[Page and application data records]
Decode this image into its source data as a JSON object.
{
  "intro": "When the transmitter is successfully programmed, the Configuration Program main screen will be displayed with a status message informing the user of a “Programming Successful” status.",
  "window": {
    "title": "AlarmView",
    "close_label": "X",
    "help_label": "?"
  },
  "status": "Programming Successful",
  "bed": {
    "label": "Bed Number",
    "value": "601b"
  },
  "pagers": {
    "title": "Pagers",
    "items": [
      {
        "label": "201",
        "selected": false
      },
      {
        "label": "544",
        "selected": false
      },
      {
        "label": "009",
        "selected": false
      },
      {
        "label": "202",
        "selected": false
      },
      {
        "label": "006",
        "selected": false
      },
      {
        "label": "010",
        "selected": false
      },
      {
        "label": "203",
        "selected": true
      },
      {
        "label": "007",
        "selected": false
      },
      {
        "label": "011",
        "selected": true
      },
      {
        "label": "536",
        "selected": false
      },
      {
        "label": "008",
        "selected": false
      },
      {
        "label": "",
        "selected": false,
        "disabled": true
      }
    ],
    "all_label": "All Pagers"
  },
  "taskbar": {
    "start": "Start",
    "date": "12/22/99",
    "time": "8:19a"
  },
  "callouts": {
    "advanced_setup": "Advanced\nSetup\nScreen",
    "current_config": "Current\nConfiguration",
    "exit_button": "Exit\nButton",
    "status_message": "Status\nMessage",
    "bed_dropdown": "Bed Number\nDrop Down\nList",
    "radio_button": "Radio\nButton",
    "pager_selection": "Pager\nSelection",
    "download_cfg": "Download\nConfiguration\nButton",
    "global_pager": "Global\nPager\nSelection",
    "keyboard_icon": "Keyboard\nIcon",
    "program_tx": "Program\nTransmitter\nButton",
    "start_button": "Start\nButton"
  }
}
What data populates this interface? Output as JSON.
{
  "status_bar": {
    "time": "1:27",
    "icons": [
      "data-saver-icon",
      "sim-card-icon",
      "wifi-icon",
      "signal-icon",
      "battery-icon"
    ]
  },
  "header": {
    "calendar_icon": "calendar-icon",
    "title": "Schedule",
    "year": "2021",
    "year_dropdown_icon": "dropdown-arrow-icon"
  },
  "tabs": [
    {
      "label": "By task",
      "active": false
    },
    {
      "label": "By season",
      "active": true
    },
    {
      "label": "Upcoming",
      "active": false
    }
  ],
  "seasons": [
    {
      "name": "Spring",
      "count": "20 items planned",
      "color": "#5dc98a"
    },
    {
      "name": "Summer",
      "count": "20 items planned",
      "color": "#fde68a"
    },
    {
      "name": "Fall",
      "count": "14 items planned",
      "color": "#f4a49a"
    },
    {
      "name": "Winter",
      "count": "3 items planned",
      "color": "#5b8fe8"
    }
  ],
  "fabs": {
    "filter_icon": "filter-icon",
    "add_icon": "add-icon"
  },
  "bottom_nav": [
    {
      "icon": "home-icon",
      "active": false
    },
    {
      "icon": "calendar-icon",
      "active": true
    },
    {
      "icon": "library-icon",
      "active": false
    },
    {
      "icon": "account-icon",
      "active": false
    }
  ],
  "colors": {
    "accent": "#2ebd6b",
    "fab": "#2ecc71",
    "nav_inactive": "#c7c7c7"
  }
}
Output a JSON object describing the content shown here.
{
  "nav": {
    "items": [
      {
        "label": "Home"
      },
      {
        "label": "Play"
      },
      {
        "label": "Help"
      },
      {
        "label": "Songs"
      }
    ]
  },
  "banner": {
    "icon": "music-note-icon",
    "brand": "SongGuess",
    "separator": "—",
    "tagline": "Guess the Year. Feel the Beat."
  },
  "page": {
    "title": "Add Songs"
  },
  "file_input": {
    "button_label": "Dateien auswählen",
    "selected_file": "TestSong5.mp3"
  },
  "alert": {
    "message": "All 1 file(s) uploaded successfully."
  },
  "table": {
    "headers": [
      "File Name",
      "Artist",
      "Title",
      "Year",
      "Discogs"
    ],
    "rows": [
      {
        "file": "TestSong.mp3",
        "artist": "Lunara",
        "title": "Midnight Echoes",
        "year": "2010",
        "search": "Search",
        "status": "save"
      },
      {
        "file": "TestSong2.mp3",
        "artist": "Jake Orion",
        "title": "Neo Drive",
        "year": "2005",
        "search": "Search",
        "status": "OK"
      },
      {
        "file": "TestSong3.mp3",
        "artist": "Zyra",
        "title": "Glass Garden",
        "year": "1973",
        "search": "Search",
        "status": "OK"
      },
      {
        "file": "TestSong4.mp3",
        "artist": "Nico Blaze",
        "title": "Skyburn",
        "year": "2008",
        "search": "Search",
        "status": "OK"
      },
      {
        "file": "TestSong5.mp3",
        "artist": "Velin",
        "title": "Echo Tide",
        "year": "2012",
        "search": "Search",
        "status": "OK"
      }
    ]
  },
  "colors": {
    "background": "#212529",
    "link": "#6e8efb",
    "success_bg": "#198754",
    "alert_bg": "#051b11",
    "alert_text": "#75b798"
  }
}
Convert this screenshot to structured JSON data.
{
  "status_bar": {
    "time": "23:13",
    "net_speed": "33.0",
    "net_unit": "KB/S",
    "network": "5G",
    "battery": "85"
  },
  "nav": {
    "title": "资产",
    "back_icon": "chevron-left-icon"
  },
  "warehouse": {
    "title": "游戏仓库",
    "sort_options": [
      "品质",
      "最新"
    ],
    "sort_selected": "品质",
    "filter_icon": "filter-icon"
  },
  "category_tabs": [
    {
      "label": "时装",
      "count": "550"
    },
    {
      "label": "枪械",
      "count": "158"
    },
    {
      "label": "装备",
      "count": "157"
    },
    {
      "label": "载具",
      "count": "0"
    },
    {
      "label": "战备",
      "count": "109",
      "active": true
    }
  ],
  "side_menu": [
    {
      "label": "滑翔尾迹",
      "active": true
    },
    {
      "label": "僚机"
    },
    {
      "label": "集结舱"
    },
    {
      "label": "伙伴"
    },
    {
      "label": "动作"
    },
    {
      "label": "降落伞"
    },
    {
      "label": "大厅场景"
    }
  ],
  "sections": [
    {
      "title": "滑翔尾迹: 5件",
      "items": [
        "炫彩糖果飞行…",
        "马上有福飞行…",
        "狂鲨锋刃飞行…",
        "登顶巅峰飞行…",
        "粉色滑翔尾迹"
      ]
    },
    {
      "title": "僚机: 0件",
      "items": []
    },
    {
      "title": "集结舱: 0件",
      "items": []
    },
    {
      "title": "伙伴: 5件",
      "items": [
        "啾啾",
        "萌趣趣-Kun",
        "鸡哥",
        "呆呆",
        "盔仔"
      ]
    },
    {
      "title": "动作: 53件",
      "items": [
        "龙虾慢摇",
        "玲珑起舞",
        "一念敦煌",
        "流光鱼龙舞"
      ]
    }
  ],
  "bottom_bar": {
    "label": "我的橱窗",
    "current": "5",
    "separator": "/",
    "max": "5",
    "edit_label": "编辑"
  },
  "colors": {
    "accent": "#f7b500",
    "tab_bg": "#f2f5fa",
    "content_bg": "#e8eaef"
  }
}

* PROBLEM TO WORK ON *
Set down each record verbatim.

* OUTPUT OF THE TASK *
Decode this image into its source data as a JSON object.
{
  "intro": "When the transmitter is successfully programmed, the Configuration Program main screen will be displayed with a status message informing the user of a “Programming Successful” status.",
  "window": {
    "title": "AlarmView",
    "close_label": "X",
    "help_label": "?"
  },
  "status": "Programming Successful",
  "bed": {
    "label": "Bed Number",
    "value": "601b"
  },
  "pagers": {
    "title": "Pagers",
    "items": [
      {
        "label": "201",
        "selected": false
      },
      {
        "label": "544",
        "selected": false
      },
      {
        "label": "009",
        "selected": false
      },
      {
        "label": "202",
        "selected": false
      },
      {
        "label": "006",
        "selected": false
      },
      {
        "label": "010",
        "selected": false
      },
      {
        "label": "203",
        "selected": true
      },
      {
        "label": "007",
        "selected": false
      },
      {
        "label": "011",
        "selected": true
      },
      {
        "label": "536",
        "selected": false
      },
      {
        "label": "008",
        "selected": false
      },
      {
        "label": "",
        "selected": false,
        "disabled": true
      }
    ],
    "all_label": "All Pagers"
  },
  "taskbar": {
    "start": "Start",
    "date": "12/22/99",
    "time": "8:19a"
  },
  "callouts": {
    "advanced_setup": "Advanced\nSetup\nScreen",
    "current_config": "Current\nConfiguration",
    "exit_button": "Exit\nButton",
    "status_message": "Status\nMessage",
    "bed_dropdown": "Bed Number\nDrop Down\nList",
    "radio_button": "Radio\nButton",
    "pager_selection": "Pager\nSelection",
    "download_cfg": "Download\nConfiguration\nButton",
    "global_pager": "Global\nPager\nSelection",
    "keyboard_icon": "Keyboard\nIcon",
    "program_tx": "Program\nTransmitter\nButton",
    "start_button": "Start\nButton"
  }
}
What data populates this interface? Output as JSON.
{
  "status_bar": {
    "time": "1:27",
    "icons": [
      "data-saver-icon",
      "sim-card-icon",
      "wifi-icon",
      "signal-icon",
      "battery-icon"
    ]
  },
  "header": {
    "calendar_icon": "calendar-icon",
    "title": "Schedule",
    "year": "2021",
    "year_dropdown_icon": "dropdown-arrow-icon"
  },
  "tabs": [
    {
      "label": "By task",
      "active": false
    },
    {
      "label": "By season",
      "active": true
    },
    {
      "label": "Upcoming",
      "active": false
    }
  ],
  "seasons": [
    {
      "name": "Spring",
      "count": "20 items planned",
      "color": "#5dc98a"
    },
    {
      "name": "Summer",
      "count": "20 items planned",
      "color": "#fde68a"
    },
    {
      "name": "Fall",
      "count": "14 items planned",
      "color": "#f4a49a"
    },
    {
      "name": "Winter",
      "count": "3 items planned",
      "color": "#5b8fe8"
    }
  ],
  "fabs": {
    "filter_icon": "filter-icon",
    "add_icon": "add-icon"
  },
  "bottom_nav": [
    {
      "icon": "home-icon",
      "active": false
    },
    {
      "icon": "calendar-icon",
      "active": true
    },
    {
      "icon": "library-icon",
      "active": false
    },
    {
      "icon": "account-icon",
      "active": false
    }
  ],
  "colors": {
    "accent": "#2ebd6b",
    "fab": "#2ecc71",
    "nav_inactive": "#c7c7c7"
  }
}
Output a JSON object describing the content shown here.
{
  "nav": {
    "items": [
      {
        "label": "Home"
      },
      {
        "label": "Play"
      },
      {
        "label": "Help"
      },
      {
        "label": "Songs"
      }
    ]
  },
  "banner": {
    "icon": "music-note-icon",
    "brand": "SongGuess",
    "separator": "—",
    "tagline": "Guess the Year. Feel the Beat."
  },
  "page": {
    "title": "Add Songs"
  },
  "file_input": {
    "button_label": "Dateien auswählen",
    "selected_file": "TestSong5.mp3"
  },
  "alert": {
    "message": "All 1 file(s) uploaded successfully."
  },
  "table": {
    "headers": [
      "File Name",
      "Artist",
      "Title",
      "Year",
      "Discogs"
    ],
    "rows": [
      {
        "file": "TestSong.mp3",
        "artist": "Lunara",
        "title": "Midnight Echoes",
        "year": "2010",
        "search": "Search",
        "status": "save"
      },
      {
        "file": "TestSong2.mp3",
        "artist": "Jake Orion",
        "title": "Neo Drive",
        "year": "2005",
        "search": "Search",
        "status": "OK"
      },
      {
        "file": "TestSong3.mp3",
        "artist": "Zyra",
        "title": "Glass Garden",
        "year": "1973",
        "search": "Search",
        "status": "OK"
      },
      {
        "file": "TestSong4.mp3",
        "artist": "Nico Blaze",
        "title": "Skyburn",
        "year": "2008",
        "search": "Search",
        "status": "OK"
      },
      {
        "file": "TestSong5.mp3",
        "artist": "Velin",
        "title": "Echo Tide",
        "year": "2012",
        "search": "Search",
        "status": "OK"
      }
    ]
  },
  "colors": {
    "background": "#212529",
    "link": "#6e8efb",
    "success_bg": "#198754",
    "alert_bg": "#051b11",
    "alert_text": "#75b798"
  }
}
Convert this screenshot to structured JSON data.
{
  "status_bar": {
    "time": "23:13",
    "net_speed": "33.0",
    "net_unit": "KB/S",
    "network": "5G",
    "battery": "85"
  },
  "nav": {
    "title": "资产",
    "back_icon": "chevron-left-icon"
  },
  "warehouse": {
    "title": "游戏仓库",
    "sort_options": [
      "品质",
      "最新"
    ],
    "sort_selected": "品质",
    "filter_icon": "filter-icon"
  },
  "category_tabs": [
    {
      "label": "时装",
      "count": "550"
    },
    {
      "label": "枪械",
      "count": "158"
    },
    {
      "label": "装备",
      "count": "157"
    },
    {
      "label": "载具",
      "count": "0"
    },
    {
      "label": "战备",
      "count": "109",
      "active": true
    }
  ],
  "side_menu": [
    {
      "label": "滑翔尾迹",
      "active": true
    },
    {
      "label": "僚机"
    },
    {
      "label": "集结舱"
    },
    {
      "label": "伙伴"
    },
    {
      "label": "动作"
    },
    {
      "label": "降落伞"
    },
    {
      "label": "大厅场景"
    }
  ],
  "sections": [
    {
      "title": "滑翔尾迹: 5件",
      "items": [
        "炫彩糖果飞行…",
        "马上有福飞行…",
        "狂鲨锋刃飞行…",
        "登顶巅峰飞行…",
        "粉色滑翔尾迹"
      ]
    },
    {
      "title": "僚机: 0件",
      "items": []
    },
    {
      "title": "集结舱: 0件",
      "items": []
    },
    {
      "title": "伙伴: 5件",
      "items": [
        "啾啾",
        "萌趣趣-Kun",
        "鸡哥",
        "呆呆",
        "盔仔"
      ]
    },
    {
      "title": "动作: 53件",
      "items": [
        "龙虾慢摇",
        "玲珑起舞",
        "一念敦煌",
        "流光鱼龙舞"
      ]
    }
  ],
  "bottom_bar": {
    "label": "我的橱窗",
    "current": "5",
    "separator": "/",
    "max": "5",
    "edit_label": "编辑"
  },
  "colors": {
    "accent": "#f7b500",
    "tab_bg": "#f2f5fa",
    "content_bg": "#e8eaef"
  }
}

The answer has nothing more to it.